To have a good night’s sleep, eat right and get proper rest is to have a beautiful life. The ancient saying goes like this “A well-taken care of a pet is as good as a well-loved one”. The beautiful image of a caged bird, lying on a bed is often recalled by people today when they think about good health and happy animals. Toto the sloth bear, in the film Jungle Jim, may seem like just an animal sleeping in a cage but these cute little pictures of him have become a symbol for compassion toward animals and awareness to the natural world.
In some ways, To Po, Toto the lazy bear, was ahead of his time. His appearance, a lanky fellow who wears mismatched clothes and carries a tin can of oil, was an inspiration for Bugs Bunny, who finally developed a character that we could relate to. Toto’s status as an obscure character was punctuated by the release of two movies based on the original plot and characters. These were, Jungle Jim and Tin Man.
Before we proceed, it would probably be interesting to note that both Tin Man and the original toto bear (the very first toto) appeared as characters in the animated films based on them. In both films, Toto, a simple orphan, found himself stealing the canned oil from a rich and sympathetic matron and refusing to return it. He was soon transformed into a talking, singing animal with the help of his trusty sidekick, Bumblebee. In the second film, he joins the Rock Band group and goes on to become the leader.
The earlier, original story of Toto was a hit in Japan, but was not picked up by Hollywood. It was more of a cultural icon than a comic book Superman. Its enduring popularity can be credited to the sheer simplicity of its story. It presented a setting unlike any other comic-strip hero’s: a post-war world in which atomic weapons had replaced most of the fighting force. The toto character was simply an overlooked victim of war and fate, until…
Toto’s name is Japanese, meaning “wind-drainer”, and he appears in almost all drawings and sketches of the original fairy tale characters, like the Wizard of Oz and the Little Red Clown. He is shown as having long, flowing hair, and wearing clothing like a typical Japanese kimono. In many versions of the original story, Toto’s partner is shown as a fox. Their relationship is non-existent in all other versions.

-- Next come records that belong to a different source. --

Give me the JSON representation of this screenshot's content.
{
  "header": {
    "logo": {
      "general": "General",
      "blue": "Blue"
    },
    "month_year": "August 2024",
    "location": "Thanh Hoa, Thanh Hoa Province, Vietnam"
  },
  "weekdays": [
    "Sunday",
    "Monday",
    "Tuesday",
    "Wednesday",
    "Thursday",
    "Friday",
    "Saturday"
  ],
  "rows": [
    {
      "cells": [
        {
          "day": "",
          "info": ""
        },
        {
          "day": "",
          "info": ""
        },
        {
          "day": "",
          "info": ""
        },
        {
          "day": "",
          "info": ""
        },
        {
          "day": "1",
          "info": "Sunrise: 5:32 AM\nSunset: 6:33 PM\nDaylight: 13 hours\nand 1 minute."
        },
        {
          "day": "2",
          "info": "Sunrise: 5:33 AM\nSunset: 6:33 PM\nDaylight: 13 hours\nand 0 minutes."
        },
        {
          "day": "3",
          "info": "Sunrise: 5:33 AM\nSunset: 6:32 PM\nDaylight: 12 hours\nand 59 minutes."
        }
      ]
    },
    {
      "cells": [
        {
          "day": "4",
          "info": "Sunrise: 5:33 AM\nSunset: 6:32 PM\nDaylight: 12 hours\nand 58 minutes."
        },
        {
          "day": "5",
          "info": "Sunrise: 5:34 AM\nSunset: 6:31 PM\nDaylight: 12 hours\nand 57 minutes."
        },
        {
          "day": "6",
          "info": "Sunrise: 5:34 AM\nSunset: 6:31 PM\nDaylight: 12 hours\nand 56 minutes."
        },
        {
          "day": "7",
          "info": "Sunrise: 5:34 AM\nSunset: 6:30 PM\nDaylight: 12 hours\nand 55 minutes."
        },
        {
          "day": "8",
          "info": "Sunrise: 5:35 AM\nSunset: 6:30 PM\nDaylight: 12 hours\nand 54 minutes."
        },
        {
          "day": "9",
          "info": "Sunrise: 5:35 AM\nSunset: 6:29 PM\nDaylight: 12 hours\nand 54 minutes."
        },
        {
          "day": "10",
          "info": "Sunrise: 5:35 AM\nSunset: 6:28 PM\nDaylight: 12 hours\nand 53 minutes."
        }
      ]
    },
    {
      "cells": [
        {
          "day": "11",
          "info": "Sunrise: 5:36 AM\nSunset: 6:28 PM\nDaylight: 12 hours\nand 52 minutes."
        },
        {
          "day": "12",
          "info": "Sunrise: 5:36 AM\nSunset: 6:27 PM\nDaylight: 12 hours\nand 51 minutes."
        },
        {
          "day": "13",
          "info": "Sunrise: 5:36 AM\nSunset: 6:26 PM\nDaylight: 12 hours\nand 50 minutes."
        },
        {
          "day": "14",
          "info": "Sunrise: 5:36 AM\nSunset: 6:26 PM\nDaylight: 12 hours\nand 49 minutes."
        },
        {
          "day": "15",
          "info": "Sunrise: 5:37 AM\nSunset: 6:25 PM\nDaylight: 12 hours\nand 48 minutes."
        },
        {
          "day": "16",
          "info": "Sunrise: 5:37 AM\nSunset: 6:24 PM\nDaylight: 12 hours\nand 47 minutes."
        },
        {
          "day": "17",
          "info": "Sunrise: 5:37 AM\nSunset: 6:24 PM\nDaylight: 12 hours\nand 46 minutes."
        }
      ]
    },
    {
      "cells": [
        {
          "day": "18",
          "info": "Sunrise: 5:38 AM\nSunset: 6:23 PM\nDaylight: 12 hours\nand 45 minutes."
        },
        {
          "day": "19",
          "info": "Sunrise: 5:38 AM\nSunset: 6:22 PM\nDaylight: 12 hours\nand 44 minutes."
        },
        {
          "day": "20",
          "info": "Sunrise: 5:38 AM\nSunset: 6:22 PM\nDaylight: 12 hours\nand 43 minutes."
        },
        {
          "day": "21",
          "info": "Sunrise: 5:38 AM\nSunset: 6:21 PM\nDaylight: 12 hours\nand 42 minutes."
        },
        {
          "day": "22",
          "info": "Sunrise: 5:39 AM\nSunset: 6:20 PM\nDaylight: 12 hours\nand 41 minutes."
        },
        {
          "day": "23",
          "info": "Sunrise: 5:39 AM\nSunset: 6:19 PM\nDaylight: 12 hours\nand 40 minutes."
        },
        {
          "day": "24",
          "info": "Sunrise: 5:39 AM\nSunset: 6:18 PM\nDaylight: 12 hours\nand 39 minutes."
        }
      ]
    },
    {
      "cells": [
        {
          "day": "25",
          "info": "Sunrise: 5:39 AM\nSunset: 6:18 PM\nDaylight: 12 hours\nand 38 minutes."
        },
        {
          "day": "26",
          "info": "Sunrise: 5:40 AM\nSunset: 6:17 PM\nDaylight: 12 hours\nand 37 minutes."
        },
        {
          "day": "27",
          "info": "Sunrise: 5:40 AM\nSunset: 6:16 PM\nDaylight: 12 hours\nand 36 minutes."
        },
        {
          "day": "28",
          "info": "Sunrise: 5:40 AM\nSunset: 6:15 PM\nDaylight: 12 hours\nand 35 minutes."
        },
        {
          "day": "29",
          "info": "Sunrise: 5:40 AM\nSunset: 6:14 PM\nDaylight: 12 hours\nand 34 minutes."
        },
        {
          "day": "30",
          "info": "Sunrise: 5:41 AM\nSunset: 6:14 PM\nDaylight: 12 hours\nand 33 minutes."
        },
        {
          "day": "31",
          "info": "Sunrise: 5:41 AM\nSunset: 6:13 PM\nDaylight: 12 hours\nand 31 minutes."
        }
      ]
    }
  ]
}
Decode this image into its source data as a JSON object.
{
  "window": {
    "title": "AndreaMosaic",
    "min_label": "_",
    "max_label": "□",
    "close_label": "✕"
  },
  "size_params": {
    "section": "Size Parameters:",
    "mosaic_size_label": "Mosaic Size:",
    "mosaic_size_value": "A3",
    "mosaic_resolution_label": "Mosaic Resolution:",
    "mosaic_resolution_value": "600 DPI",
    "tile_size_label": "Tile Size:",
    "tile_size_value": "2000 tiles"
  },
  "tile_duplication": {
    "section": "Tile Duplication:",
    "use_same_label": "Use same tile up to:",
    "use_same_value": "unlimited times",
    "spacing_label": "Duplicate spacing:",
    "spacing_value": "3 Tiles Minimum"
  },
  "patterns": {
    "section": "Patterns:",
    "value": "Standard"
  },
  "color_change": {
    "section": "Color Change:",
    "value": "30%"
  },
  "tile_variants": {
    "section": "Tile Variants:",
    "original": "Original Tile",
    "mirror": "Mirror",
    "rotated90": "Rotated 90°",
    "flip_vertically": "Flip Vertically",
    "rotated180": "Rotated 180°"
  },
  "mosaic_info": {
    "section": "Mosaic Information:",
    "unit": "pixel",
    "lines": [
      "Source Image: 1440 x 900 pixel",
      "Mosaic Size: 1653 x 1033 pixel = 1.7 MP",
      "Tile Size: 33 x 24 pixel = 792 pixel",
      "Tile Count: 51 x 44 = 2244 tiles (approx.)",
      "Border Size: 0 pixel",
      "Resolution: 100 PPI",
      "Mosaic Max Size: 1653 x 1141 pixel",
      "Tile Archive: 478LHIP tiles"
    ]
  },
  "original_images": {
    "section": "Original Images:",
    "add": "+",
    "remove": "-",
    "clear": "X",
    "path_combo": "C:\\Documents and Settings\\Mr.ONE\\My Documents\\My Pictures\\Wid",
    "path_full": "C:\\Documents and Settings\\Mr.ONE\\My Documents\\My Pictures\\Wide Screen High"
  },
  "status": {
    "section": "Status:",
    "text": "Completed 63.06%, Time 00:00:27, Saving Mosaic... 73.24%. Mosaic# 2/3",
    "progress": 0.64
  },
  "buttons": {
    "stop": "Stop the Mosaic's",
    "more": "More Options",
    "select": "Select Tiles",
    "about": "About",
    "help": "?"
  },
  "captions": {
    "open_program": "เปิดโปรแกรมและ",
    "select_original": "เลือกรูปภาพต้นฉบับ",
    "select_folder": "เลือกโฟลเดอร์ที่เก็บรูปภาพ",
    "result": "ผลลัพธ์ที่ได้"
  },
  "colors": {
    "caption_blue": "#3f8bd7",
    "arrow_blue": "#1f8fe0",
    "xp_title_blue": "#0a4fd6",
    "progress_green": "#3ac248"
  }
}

When the original version was illustrated, he had black, shiny hair and wore a red hat, much like Professor Xavier in the X-Men. But he is never seen without his red hat. The original Toto has never been officially recognized by any country as a national hero. His place in pop culture would probably lie in a parallel industry to superheroes like Spiderman and Batman.